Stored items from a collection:
Content starts
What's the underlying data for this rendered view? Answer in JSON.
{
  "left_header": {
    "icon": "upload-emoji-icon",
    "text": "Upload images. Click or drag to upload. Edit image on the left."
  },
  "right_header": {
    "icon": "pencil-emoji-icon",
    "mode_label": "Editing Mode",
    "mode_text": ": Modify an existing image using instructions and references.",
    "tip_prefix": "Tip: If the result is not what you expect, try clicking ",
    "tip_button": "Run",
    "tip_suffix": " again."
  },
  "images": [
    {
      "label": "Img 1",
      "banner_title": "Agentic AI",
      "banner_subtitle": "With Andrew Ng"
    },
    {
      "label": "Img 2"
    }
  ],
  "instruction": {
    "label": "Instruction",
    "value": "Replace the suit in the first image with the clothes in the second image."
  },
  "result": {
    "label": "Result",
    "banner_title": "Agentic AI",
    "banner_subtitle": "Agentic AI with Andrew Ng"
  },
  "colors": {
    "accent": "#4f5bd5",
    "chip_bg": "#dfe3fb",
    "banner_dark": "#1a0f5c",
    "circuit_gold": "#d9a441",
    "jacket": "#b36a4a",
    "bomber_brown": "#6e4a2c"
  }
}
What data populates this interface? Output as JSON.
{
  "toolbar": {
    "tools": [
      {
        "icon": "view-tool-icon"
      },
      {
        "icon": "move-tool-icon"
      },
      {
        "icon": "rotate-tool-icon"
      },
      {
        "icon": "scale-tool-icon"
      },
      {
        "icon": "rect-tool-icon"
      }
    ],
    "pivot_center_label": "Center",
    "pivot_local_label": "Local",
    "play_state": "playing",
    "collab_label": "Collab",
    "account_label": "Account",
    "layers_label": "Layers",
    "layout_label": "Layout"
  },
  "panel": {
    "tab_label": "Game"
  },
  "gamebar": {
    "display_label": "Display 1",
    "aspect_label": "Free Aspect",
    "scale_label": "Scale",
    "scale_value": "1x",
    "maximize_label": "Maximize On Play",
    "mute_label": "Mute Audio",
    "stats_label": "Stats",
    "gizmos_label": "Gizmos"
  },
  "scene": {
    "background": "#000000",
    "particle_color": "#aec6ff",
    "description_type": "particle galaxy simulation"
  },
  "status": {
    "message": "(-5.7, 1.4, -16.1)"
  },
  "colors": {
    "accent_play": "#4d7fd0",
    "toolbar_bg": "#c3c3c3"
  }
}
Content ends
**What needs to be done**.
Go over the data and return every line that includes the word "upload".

**Task solution**.
    "icon": "upload-emoji-icon",
    "text": "Upload images. Click or drag to upload. Edit image on the left."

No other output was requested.